Today we'll evaluate frontdoor, inc. (NASDAQ:FTDR) to determine whether it could have potential as an investment idea. To be precise, we'll consider its Return On Capital Employed (ROCE), as that will inform our view of the quality of the business.
First up, we'll look at what ROCE is and how we calculate it. Then we'll compare its ROCE to similar companies. And finally, we'll look at how its current liabilities are impacting its ROCE.
Return On Capital Employed (ROCE): What is it?
ROCE is a metric for evaluating how much pre-tax income (in percentage terms) a company earns on the capital invested in its business. All else being equal, a better business will have a higher ROCE. In brief, it is a useful tool, but it is not without drawbacks. Author Edwin Whiting says to be careful when comparing the ROCE of different businesses, since 'No two businesses are exactly alike.
So, How Do We Calculate ROCE?
Analysts use this formula to calculate return on capital employed:
Return on Capital Employed = Earnings Before Interest and Tax (EBIT) ÷ (Total Assets - Current Liabilities)
Or for frontdoor:
0.32 = US$247m ÷ (US$1.2b - US$396m) (Based on the trailing twelve months to June 2019.)
Therefore, frontdoor has an ROCE of 32%.
Does frontdoor Have A Good ROCE?
ROCE is commonly used for comparing the performance of similar businesses. frontdoor's ROCE appears to be substantially greater than the 9.4% average in the Consumer Services industry. We consider this a positive sign, because it suggests it uses capital more efficiently than similar companies. Putting aside its position relative to its industry for now, in absolute terms, frontdoor's ROCE is currently very good.
You can click on the image below to see (in greater detail) how frontdoor's past growth compares to other companies.

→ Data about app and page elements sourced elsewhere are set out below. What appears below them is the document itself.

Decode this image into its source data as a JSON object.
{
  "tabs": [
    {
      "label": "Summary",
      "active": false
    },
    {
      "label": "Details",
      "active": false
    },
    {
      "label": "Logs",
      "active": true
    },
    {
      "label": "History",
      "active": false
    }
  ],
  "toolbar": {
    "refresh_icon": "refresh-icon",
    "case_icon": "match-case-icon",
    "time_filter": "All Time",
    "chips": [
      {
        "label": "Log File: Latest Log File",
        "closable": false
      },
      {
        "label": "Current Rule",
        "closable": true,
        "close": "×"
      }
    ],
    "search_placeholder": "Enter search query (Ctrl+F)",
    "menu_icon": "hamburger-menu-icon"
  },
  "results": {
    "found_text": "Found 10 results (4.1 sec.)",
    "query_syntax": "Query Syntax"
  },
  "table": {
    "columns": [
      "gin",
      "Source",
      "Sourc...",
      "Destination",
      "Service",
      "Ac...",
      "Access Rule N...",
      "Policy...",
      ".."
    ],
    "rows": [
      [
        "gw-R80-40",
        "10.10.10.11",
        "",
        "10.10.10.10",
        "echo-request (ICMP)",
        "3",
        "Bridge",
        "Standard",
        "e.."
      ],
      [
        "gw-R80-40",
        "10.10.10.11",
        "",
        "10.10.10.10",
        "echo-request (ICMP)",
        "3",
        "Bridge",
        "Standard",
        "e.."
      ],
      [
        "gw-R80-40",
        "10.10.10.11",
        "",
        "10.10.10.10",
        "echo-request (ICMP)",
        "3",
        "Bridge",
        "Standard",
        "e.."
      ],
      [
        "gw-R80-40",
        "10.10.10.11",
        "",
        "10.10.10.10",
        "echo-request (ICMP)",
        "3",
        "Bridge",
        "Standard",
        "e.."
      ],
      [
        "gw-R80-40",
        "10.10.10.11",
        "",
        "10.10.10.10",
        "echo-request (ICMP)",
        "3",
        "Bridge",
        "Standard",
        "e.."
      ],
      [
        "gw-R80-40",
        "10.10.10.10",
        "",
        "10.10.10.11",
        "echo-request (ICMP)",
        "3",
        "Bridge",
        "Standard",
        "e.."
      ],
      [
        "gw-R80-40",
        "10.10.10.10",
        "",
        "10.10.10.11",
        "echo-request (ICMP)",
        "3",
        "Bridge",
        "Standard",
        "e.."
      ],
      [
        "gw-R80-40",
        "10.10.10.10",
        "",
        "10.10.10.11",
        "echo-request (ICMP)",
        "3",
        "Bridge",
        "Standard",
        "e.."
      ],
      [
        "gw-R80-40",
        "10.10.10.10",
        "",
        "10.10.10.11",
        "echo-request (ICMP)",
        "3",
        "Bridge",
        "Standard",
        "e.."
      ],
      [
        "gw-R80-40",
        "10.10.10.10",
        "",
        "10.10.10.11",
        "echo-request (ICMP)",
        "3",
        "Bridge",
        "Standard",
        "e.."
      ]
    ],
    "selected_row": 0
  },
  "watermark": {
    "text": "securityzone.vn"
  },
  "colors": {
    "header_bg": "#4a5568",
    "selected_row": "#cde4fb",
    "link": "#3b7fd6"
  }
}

When considering ROCE, bear in mind that it reflects the past and does not necessarily predict the future. Companies in cyclical industries can be difficult to understand using ROCE, as returns typically look high during boom times, and low during busts. ROCE is only a point-in-time measure. What happens in the future is pretty important for investors, so we have prepared a free report on analyst forecasts for frontdoor.

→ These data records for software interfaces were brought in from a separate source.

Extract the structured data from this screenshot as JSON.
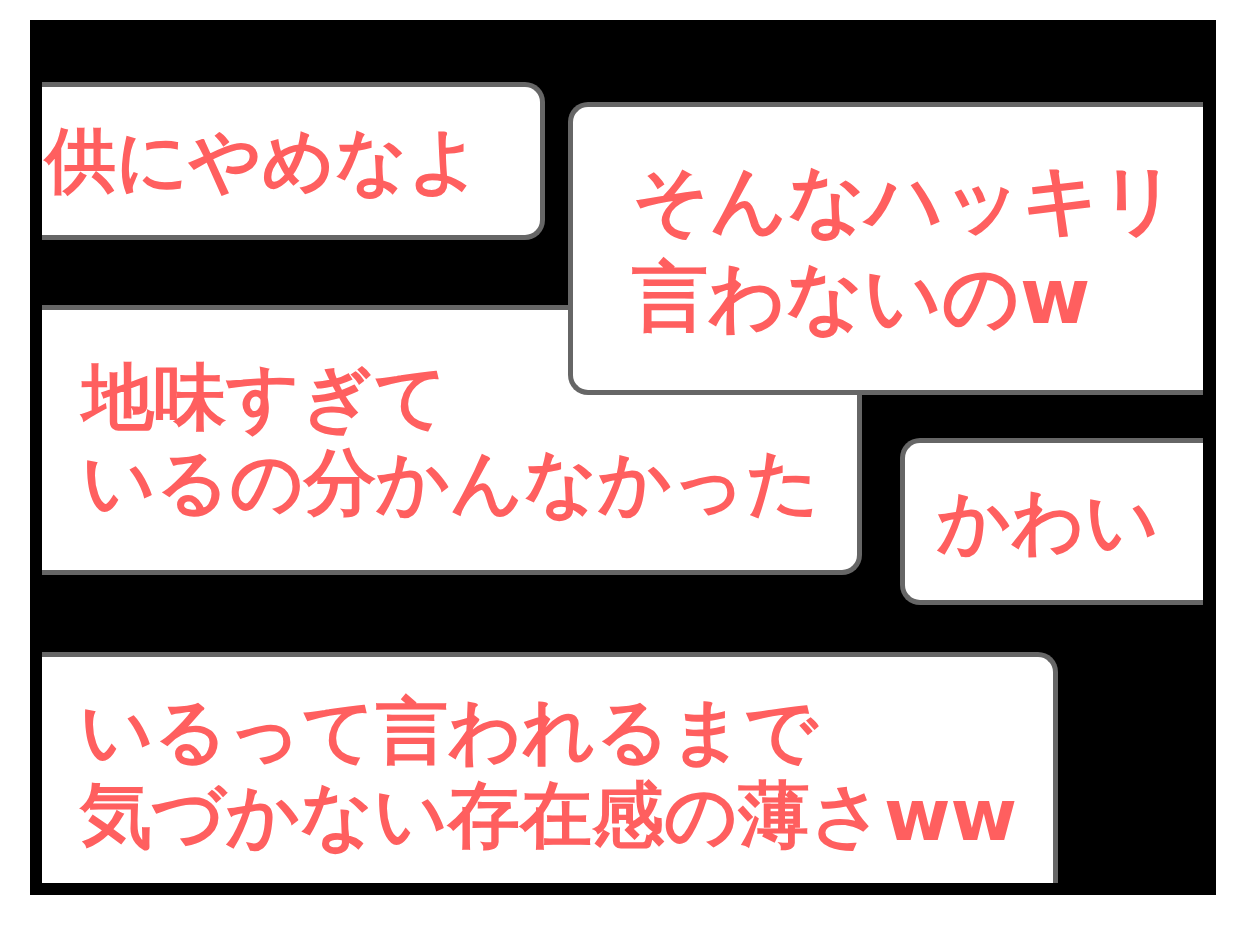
{
  "comments": [
    {
      "lines": [
        "供にやめなよ"
      ]
    },
    {
      "lines": [
        "そんなハッキリ",
        "言わないのw"
      ]
    },
    {
      "lines": [
        "地味すぎて",
        "いるの分かんなかった"
      ]
    },
    {
      "lines": [
        "かわい"
      ]
    },
    {
      "lines": [
        "いるって言われるまで",
        "気づかない存在感の薄さww"
      ]
    }
  ]
}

frontdoor's Current Liabilities And Their Impact On Its ROCE
Current liabilities include invoices, such as supplier payments, short-term debt, or a tax bill, that need to be paid within 12 months. Due to the way the ROCE equation works, having large bills due in the near term can make it look as though a company has less capital employed, and thus a higher ROCE than usual. To check the impact of this, we calculate if a company has high current liabilities relative to its total assets.
frontdoor has total assets of US$1.2b and current liabilities of US$396m. Therefore its current liabilities are equivalent to approximately 34% of its total assets. A medium level of current liabilities boosts frontdoor's ROCE somewhat.
What We Can Learn From frontdoor's ROCE
Still, it has a high ROCE, and may be an interesting prospect for further research. frontdoor looks strong on this analysis, but there are plenty of other companies that could be a good opportunity . Here is a free list of companies growing earnings rapidly.
I will like frontdoor better if I see some big insider buys. While we wait, check out this free list of growing companies with considerable, recent, insider buying.
We aim to bring you long-term focused research analysis driven by fundamental data. Note that our analysis may not factor in the latest price-sensitive company announcements or qualitative material.
If you spot an error that warrants correction, please contact the editor at email@example.com. This article by Simply Wall St is general in nature. It does not constitute a recommendation to buy or sell any stock, and does not take account of your objectives, or your financial situation. Simply Wall St has no position in the stocks mentioned. Thank you for reading.